= Beginning of Section =

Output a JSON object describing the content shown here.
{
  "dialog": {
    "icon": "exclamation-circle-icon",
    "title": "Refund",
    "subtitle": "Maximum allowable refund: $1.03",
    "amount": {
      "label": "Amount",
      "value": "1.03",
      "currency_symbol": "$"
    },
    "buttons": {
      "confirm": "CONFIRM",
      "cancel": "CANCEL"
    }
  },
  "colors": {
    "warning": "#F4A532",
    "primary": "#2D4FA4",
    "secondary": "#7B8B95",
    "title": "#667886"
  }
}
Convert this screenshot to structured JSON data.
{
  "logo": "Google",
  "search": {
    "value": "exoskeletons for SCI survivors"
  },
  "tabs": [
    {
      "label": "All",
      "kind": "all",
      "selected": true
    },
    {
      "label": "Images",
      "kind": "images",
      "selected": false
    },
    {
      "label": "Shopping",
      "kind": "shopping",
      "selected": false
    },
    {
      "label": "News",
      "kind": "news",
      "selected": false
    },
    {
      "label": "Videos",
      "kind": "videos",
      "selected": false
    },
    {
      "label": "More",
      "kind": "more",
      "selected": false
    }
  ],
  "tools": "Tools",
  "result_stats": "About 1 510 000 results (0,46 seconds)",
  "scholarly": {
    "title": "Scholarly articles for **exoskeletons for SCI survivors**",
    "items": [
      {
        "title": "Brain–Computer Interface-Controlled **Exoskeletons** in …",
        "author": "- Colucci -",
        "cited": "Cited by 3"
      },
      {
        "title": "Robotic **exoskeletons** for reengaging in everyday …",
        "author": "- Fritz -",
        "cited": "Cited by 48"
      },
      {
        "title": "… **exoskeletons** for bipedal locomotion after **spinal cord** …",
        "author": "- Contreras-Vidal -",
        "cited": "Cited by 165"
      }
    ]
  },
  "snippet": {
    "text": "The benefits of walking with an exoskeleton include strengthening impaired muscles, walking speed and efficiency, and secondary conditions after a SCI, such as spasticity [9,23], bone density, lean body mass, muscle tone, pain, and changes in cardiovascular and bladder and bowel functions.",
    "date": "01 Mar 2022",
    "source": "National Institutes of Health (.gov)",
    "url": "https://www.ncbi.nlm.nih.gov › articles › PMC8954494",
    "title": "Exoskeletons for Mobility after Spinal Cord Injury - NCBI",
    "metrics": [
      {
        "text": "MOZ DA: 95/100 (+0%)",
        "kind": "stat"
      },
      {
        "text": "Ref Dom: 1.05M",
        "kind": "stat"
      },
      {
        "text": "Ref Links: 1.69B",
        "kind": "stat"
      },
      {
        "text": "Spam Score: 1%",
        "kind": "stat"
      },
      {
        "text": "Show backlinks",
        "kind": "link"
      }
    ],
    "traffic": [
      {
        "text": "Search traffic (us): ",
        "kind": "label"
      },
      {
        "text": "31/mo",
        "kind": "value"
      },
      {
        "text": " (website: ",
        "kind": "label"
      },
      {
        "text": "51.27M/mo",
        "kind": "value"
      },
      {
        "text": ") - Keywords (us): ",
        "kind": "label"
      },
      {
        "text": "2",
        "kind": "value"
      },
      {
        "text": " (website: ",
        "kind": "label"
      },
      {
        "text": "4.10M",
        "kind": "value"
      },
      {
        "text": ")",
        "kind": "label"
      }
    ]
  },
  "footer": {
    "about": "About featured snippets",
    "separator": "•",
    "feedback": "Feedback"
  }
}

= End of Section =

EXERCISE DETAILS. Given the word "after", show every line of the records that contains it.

SOLUTION.
        "title": "… **exoskeletons** for bipedal locomotion after **spinal cord** …",
    "text": "The benefits of walking with an exoskeleton include strengthening impaired muscles, walking speed and efficiency, and secondary conditions after a SCI, such as spasticity [9,23], bone density, lean body mass, muscle tone, pain, and changes in cardiovascular and bladder and bowel functions.",
    "title": "Exoskeletons for Mobility after Spinal Cord Injury - NCBI",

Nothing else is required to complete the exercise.